02/25/2016 02:51 pm ET Updated Feb 25, 2017

Learning to Enjoy Memories After Alzheimer's

Recently a phenomenon occurred while I was perusing the local shopping center. I was walking towards the bakery section with my keen blue eyes locked squarely on tomorrow's soon-to-be muffin when I brushed against a branch of pussy willow on display in the makeshift flower department.

The soft yet firm bulb of a pussy willow showered my brain with thoughts of the first time I'd ever touched one. I was with my mother. I cannot recall what we were doing when the introduction between myself and the willow occurred, but the tactile pleasure brought on by the brush of an innocent plant such as this filled me with joy.

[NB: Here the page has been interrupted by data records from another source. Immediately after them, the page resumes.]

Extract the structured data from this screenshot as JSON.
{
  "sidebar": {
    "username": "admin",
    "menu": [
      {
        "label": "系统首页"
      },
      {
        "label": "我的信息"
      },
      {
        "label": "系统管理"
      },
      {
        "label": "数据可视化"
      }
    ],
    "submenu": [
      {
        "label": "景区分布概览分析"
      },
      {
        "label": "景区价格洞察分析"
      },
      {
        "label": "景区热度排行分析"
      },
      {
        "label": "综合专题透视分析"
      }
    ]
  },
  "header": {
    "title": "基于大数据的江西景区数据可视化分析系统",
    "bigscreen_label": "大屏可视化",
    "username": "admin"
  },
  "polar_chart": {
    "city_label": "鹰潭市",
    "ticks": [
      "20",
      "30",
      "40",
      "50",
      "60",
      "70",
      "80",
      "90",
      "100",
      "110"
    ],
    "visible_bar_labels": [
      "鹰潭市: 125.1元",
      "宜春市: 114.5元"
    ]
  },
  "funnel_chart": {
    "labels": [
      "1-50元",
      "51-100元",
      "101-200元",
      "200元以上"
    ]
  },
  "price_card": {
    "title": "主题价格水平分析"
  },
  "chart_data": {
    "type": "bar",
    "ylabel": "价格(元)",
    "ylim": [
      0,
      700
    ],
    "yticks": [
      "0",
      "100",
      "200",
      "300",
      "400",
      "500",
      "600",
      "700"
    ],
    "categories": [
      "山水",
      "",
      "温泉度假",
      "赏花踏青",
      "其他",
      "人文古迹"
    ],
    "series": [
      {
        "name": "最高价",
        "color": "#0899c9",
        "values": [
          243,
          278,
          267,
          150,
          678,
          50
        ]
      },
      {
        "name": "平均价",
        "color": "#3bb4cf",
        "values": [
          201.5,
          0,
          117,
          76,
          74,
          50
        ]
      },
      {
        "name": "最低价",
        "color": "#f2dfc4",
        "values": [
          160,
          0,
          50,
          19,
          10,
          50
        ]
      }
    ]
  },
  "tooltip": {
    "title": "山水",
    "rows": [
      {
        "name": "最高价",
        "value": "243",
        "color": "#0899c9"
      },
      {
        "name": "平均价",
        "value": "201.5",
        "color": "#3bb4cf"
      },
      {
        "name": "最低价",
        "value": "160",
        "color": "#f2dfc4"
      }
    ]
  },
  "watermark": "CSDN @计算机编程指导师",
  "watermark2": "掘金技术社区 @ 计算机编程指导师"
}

The odd thing about this circumstance is that when my mind was overcome with the joy of the memory, for some reason the sadness of my mother's Alzheimer's did not try and overcome it. In the past when I have been reminded of a positive memory that Mother and I shared I often find myself ending that memory with the phrase, "That will never happen again." Not because my Mother has gone on to her Heavenly home but because she can no longer express the joys of everyday living.

Enjoying a memory that involves my Mother has been hard to do without the pairing of guilt or sadness to go along side it. And when I found myself standing in the bakery/flower section with a smile on my face without any sadness I realized that for that moment I was simply enjoying a memory -- something my mother can no longer do.

My hope is that as life continues and I find myself reflecting on memories that were created with my mother, the pain of her circumstance won't always try and inject itself into the situation. I would assume this type of emotion must be felt by many people around the globe who have been touched by a loss, illness, or some other life altering situation. It's as though the disease/loss is not bad enough when we're dealing with it in person so we also have to deal with it while reflecting on positive times too. This strikes me as some sort of grief-stricken game of "Where's Waldo"...except this time, you really don't want to find the man with the cane and red cap.

Moving forward as memories continue to revisit me throughout my daily life I hope that Waldo get's harder and harder to find. My hope is that as memories come forward and lift my spirits the sadness and emptiness will not join it. My hope is that eventually I can train myself to simply enjoy the times I have had with someone who inspired me so much. When grief tries to show its' face, I hope to recognize it, control it, and move on -- because for me to enjoy a memory of my mother is simply doing something she can no longer do -- and that is, remember me.